Wonderful insight and analysis. I have loved your series on prospect success rates. Rep.
One of the key questions we have to ask when considering carrying Almanzar all year is this: what would we be getting out of that 4th bench spot without him, and what is the delta in performance.
Then, assuming the difference in performance is insignificant (especially when considering the limited number of ABs for a RH bench player), we have to ask what is the cost in terms of other players of keeping him?
Assuming Pearce, Clevenger and a utility infielder, carrying Almanzar means Delmon Young goes to AAA (until his opt-out at least) and Reimold is exposed to waivers. With his hefty price tag (a million) and invisible spring, he just might get through.
I'm leaning toward keeping him (and maybe even delaying the real decision with a DL stint).
03-24-2014 03:09 PM #4
Fabulous post and great stats. Rep to you, my man.
03-24-2014 03:15 PM #5
03-24-2014 05:59 PM #6Plus Member since 04/11 Major League Starter
- Join Date
- Dec 2007

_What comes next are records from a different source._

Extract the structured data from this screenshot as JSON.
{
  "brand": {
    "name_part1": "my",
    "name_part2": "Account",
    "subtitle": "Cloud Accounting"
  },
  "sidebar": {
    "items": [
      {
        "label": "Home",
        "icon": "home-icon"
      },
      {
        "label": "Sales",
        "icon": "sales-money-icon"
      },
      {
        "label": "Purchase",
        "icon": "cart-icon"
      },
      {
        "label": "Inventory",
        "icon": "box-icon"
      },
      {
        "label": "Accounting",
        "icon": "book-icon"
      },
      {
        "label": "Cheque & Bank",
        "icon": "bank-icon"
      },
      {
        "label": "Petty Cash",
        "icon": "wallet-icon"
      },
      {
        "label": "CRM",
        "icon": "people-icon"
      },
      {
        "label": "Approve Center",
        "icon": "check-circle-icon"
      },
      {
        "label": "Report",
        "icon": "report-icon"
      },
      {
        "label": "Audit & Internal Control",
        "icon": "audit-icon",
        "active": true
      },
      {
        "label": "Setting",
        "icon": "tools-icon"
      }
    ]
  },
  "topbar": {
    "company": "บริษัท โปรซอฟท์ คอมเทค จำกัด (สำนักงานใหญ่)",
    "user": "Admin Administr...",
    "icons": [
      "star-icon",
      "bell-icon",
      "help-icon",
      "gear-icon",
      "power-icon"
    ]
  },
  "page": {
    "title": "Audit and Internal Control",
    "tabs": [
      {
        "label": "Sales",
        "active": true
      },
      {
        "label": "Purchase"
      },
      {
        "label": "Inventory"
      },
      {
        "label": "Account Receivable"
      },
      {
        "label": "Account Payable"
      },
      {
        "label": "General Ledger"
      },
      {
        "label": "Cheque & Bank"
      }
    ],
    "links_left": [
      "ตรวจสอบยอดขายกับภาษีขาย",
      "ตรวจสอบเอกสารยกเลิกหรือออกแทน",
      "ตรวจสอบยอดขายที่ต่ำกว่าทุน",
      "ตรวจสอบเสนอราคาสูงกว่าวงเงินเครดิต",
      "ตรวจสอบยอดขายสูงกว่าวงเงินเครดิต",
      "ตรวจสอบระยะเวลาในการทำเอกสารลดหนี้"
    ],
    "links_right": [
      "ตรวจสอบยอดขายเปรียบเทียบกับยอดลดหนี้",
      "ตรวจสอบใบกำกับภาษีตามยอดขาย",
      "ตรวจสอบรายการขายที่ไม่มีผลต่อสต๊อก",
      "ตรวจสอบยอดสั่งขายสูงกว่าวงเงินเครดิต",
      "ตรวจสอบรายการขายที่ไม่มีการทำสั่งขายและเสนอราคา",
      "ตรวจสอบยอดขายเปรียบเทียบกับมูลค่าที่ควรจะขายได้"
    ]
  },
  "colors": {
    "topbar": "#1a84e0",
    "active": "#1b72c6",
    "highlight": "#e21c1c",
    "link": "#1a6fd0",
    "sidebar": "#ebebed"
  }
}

Yep, great stuff Skanar. I would love to keep him. It just seems harder to keep him in the 25th spot than it was with Flaherty and McFarland. Flaherty was at least a glove that had value in a utility role, as well as a LH bat off the bench. McFarland ate up garbage innings for 5 months (which has real value in itself) and then pitched meanful innings in September. I don't see Almanzar being able to add value like those 2 did. I don't see how he can be a useful pinch hitter - it's the usual catch-22; without regular at-bats how can his bat develop or even maintain itself? He clearly doesn't add value as a glove. He's not going to see regular at-bats as a DH unless you're talking about keeping him INSTEAD of Pearce/Young/Reimold. I don't see that happening.
So they could stash him in the 25-spot, but it will be harder than in the past 2 years just because he will provide less value from that spot. Then of course there's the issue of losing other assets in order to keep him, which wasn't an issue either of the past 2 years, and there's the issue that we are in a more competitive position this year to go for the gold.
I hope we can work out a trade to allow us to send him down. If Boston won't do something straight up maybe we can get a third team involved.
03-26-2014 08:50 AM #7
03-26-2014 08:54 AM #8
Great post Skanar, very good stuff, thanks!
It would be nice to stash him as a prospect, but I think Buck comments the other day was pretty clear.
He makes the roster, if he is ready to contribute at this ML level, if not, he goes back, they are not going to stash him on the 25 man roster, to just keep him.
03-26-2014 10:15 AM #9
When De La Cruz was DFA'd, I thought there might be a match for a trade with Boston. But, I saw he cleared waivers and was outrighted to Norfolk. I still think they may try to work out a minor trade to keep him in our system. Having Schoop, Wallace, Adams, Marrero, and either Weeks or Casilla along with Almanzar down on the farm provides some pretty decent depth if we need to reach down and bring someone up for a few games or weeks during the season.
03-26-2014 10:20 AM #10Plus Member since 04/11 Major League Starter
- Join Date
- Dec 2007
03-26-2014 11:14 AM #11